DATASET RECORDS below:

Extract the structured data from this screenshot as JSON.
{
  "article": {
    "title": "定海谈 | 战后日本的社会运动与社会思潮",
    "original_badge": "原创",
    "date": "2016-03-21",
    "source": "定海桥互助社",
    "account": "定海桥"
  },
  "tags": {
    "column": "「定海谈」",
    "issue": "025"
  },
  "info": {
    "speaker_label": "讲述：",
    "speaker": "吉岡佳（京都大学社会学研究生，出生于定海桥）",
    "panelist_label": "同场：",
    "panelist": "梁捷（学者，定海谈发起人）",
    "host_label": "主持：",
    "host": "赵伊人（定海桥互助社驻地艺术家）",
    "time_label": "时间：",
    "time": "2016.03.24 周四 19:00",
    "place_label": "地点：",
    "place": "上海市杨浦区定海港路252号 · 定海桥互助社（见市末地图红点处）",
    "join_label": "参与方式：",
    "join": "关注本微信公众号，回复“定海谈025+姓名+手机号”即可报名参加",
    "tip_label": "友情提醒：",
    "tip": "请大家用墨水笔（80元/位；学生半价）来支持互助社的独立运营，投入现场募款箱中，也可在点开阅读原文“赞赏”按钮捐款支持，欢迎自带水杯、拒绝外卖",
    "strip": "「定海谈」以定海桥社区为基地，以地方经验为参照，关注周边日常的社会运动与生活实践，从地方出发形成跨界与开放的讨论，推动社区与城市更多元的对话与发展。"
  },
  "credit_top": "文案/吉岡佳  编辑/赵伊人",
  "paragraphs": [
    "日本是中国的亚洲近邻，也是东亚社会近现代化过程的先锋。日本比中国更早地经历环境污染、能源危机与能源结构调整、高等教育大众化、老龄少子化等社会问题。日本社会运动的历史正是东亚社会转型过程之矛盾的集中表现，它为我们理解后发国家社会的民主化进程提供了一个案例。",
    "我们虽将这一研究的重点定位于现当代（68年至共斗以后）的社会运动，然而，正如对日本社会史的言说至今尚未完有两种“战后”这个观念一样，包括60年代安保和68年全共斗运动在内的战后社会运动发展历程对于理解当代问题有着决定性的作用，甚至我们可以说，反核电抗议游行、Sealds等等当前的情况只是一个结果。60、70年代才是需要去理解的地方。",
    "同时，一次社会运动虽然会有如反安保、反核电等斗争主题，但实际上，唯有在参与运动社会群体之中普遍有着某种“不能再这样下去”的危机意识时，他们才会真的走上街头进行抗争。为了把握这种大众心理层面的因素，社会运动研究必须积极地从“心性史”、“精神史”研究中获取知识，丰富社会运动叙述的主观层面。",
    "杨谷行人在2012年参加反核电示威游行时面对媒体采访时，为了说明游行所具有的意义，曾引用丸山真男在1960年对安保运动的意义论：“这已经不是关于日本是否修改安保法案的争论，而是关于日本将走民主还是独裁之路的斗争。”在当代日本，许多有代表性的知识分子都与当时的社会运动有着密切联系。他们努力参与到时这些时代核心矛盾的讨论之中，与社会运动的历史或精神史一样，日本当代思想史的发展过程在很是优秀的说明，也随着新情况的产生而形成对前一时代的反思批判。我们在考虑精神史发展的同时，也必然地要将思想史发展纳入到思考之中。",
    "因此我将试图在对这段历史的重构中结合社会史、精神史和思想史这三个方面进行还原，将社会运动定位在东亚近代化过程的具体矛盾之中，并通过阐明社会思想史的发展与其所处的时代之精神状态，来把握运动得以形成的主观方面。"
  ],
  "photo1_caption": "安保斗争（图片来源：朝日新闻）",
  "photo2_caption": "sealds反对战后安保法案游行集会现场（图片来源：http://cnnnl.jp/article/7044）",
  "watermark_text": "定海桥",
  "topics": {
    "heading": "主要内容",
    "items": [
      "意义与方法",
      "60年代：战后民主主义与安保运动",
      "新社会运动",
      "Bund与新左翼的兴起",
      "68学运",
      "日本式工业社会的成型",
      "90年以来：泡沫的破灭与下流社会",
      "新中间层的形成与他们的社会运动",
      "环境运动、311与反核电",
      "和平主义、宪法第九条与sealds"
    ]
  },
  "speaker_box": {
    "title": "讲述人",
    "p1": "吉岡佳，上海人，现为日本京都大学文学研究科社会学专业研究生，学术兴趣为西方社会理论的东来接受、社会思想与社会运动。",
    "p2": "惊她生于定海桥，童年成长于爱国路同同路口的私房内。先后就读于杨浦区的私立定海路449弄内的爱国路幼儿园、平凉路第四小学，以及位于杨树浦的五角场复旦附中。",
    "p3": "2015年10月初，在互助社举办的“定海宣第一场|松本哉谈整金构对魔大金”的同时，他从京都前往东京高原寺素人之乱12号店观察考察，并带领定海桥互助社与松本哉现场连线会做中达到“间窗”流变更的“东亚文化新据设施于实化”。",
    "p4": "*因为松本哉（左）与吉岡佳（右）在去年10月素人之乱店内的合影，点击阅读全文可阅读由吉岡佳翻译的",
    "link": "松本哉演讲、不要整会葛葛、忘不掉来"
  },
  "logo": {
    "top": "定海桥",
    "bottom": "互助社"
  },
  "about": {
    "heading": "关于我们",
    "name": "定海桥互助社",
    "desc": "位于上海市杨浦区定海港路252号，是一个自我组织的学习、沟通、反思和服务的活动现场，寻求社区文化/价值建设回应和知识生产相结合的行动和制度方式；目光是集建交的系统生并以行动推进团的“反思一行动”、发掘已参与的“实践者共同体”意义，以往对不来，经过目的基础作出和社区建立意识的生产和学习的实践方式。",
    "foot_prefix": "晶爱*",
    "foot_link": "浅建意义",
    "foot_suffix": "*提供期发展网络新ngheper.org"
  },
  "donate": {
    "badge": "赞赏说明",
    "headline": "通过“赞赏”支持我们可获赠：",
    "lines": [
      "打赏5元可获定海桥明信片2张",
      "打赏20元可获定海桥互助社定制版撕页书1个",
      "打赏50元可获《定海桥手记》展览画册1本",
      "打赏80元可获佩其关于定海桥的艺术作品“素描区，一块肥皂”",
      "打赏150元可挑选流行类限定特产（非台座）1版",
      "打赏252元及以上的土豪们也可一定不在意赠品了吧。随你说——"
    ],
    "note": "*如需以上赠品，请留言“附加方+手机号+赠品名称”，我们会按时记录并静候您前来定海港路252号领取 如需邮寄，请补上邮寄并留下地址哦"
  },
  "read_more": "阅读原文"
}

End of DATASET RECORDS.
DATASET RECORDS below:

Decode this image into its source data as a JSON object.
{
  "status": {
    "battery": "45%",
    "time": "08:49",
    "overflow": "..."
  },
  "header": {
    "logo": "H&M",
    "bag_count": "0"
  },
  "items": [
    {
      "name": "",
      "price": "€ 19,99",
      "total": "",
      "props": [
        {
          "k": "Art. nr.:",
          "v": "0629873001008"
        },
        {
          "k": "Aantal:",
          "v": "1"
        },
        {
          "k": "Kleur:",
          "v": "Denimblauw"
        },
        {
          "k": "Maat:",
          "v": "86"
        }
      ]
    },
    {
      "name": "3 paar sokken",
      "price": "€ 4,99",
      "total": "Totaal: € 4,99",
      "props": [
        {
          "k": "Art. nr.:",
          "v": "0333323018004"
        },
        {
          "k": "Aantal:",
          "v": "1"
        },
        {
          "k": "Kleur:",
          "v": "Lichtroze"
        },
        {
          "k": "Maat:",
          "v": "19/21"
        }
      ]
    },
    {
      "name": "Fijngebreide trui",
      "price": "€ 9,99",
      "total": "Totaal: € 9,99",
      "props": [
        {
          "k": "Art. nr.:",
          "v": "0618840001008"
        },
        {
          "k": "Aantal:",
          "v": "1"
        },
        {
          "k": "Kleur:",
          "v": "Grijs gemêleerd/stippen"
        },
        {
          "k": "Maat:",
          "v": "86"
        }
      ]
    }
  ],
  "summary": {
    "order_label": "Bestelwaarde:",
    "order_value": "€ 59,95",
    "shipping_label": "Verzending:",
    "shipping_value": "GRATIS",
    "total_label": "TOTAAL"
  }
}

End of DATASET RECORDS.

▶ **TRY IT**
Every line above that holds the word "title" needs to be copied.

▶ **RESULT OF THE TASK**
    "title": "定海谈 | 战后日本的社会运动与社会思潮",
    "title": "讲述人",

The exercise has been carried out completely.